Did Paul Howard fraudulently issue grand jury subpoenas against the two officers in the Rayshard Brooks case — and touch off weeks of violence and “blue flu”? The local Fox News affiliate reported a few days ago that Georgia attorney general has asked the state’s Bureau of Investigation to find out how Howard managed to issue the subpoenas when the grand jury was not in session. The GBI had already opened a probe into Howard for an alleged kickback scheme with former mayor Kasim Reed, and it also adds to the tension between the Fulton County DA and the GBI:

But, the I-Team has learned there was more to Howard’s investigation.

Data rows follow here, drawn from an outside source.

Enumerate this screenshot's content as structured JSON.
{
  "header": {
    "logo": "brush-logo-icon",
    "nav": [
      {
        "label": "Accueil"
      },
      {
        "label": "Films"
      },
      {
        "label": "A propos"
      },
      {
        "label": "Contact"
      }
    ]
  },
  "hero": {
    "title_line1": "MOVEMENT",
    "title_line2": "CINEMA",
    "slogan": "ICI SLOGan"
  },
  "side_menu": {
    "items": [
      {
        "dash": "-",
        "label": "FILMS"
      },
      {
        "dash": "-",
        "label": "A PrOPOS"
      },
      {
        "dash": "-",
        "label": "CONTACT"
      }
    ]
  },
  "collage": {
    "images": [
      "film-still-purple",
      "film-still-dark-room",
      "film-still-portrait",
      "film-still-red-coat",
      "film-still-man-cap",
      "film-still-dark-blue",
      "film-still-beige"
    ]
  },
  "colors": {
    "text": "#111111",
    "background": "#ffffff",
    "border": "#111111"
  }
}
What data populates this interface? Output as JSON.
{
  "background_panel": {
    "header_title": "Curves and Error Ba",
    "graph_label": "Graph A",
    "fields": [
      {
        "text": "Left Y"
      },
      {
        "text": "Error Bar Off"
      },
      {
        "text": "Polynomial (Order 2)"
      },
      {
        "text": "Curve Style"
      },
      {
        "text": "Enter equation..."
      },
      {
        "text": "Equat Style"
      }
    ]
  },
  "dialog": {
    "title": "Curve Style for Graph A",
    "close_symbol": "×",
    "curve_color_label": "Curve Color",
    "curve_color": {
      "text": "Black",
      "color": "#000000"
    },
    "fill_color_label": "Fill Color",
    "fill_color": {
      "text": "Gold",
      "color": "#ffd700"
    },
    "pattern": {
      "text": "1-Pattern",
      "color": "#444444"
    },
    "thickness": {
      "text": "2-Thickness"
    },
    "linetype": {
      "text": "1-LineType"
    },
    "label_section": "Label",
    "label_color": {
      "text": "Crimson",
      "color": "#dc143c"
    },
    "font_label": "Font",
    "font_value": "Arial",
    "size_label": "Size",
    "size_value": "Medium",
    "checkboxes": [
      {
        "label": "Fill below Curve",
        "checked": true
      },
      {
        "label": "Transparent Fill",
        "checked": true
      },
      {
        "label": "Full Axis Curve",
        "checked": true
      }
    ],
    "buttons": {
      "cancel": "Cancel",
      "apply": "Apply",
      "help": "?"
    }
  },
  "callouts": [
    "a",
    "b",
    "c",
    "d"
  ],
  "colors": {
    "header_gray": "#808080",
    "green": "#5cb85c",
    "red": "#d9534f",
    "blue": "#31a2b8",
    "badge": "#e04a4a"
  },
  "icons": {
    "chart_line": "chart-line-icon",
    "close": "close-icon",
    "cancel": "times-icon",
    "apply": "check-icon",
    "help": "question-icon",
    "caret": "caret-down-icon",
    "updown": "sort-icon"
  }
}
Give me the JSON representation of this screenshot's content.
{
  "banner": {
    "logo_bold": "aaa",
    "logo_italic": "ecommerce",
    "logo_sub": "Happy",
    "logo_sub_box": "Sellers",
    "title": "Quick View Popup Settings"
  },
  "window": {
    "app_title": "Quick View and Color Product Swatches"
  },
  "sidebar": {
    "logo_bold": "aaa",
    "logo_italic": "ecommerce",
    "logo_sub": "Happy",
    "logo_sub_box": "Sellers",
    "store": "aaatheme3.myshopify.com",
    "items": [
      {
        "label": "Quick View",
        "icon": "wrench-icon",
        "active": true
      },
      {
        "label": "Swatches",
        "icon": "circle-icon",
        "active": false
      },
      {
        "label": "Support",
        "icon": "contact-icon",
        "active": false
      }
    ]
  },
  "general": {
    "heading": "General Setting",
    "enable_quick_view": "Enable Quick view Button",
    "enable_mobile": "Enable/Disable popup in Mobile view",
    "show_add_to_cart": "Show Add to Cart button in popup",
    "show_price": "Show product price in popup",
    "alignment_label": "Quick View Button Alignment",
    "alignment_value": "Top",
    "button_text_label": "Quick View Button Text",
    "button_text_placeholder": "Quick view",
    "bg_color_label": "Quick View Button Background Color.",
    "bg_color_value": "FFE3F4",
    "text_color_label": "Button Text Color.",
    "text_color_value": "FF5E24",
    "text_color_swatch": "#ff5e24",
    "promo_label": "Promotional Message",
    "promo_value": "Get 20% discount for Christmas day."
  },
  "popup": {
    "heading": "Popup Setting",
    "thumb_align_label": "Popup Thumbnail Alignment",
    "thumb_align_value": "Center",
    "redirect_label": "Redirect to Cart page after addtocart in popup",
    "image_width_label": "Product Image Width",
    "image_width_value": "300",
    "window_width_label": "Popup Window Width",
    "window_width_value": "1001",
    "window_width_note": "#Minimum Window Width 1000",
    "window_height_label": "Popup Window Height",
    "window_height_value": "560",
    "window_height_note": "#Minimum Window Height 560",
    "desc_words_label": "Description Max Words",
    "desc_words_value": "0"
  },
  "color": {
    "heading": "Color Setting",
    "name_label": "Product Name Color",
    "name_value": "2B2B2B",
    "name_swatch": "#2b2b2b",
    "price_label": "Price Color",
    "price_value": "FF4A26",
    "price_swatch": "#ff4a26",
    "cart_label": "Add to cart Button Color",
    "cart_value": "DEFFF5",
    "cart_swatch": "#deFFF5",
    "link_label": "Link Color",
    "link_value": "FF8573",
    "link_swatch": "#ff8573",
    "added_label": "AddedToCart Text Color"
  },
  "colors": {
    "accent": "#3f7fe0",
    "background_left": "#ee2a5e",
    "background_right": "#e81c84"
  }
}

We obtained a copy of a Grand Jury subpoena, sent from Howard’s office to the Atlanta Police department isntructing them to turn over its “open investigation regarding Garrett Rolfe and the use of force incident.”

The subpoena required that the documents be turned over for the “Grand Jury, June/July term on the of 14th day of July.” Other grand jury subpoenas were issued for phone and surveillance camera videos.

But there is a problem. How can the grand jury issue these subpoenas when there is no grand jury. It had been suspended on March 13 because of the COVID-19 pandemic. And, legal experts we’ve talked to say Howard’s grand jury subpoena with no grand jury in session could be an ethical or possibly criminal issue.

Don’t forget that Howard short-circuited the GBI in charging the two officers with homicide in the case. The GBI publicly objected to that move, announcing that their investigation into the Brooks shooting had not yet reached its conclusion. Howard’s decision to indict got widespread criticism as a rush to judgment for political purposes, and Atlanta police walked off the job in protest. There still is a lack of available officers, and crime has exploded in Atlanta in the meantime, with Gov. Brian Kemp calling up the National Guard to quell the violence.

The Fox affiliate first reported the new probe on Friday. By last night, Howard was on his third explanation of the subpoenas, all of which contradict each other:

Explanation Number one: Pines points out that Howard told the Fulton County Daily report the subpoenas were sent out for a potential “future grand jury.”

Explanation Number two: Howard later told FOX 5 an employee thought a “past grand jury” was still in session.

Explanation Number three: Friday Howard issued a third statement saying wait – it was neither – there was actually a second grand jury all along that hadn’t been dismissed and was still available.

That second grand jury’s legal term had already ended when the subpoenas were issued.

D’oh! Looks like Howard may have to work on Explanation Number Four. Perhaps this time, Howard might try checking on his alibis. If this is representative of the detective work done in Howard’s office, perhaps some outside media might start asking Fulton County voters how they managed to put Inspector Clouseau into that office.

This is more serious than funny, of course, and it points up just how political the indictment against the two officers was and is. Howard didn’t do a legitimate investigation; he didn’t even wait for the evidence or the actual legitimate investigation. Howard cooked the books to issue an indictment in his own personal political interest, not in the interest of justice. And that cooking is very likely to lead to the dismissal of the case no matter what its merits:

”It absolutely looks like the District Attorney’s Office is attempting to sort of cover up their mistakes with band aids that aren’t really staying on very well,” said Jessica Gable Cino.

Cino is a law professor at Georgia State University. She says all three of Paul Howard’s explanations for sending out grand jury subpoenas with no grand jury seemingly in place conflict with each other, and none of them make legal sense.

“For all intents of purposes right now it looks like there’s an abuse of process which could completely derail this case, and nobody wants that outcome,” said Cino.

An abuse of process? Certainly seems that way, but for what purpose? Well, it certainly allowed Howard to paint himself as a Black Lives Matter hero — which would be a convenient distraction for voters from the alleged kickback investigation by the same GBI Howard short-circuited. Now we have incompetence on top of alleged corruption, however, and Howard hasn’t yet learned the First Rule of Holes. Wouldn’t it be ironic if Garrett Rolfe went back to law enforcement, and Howard ended up facing twelve in the box?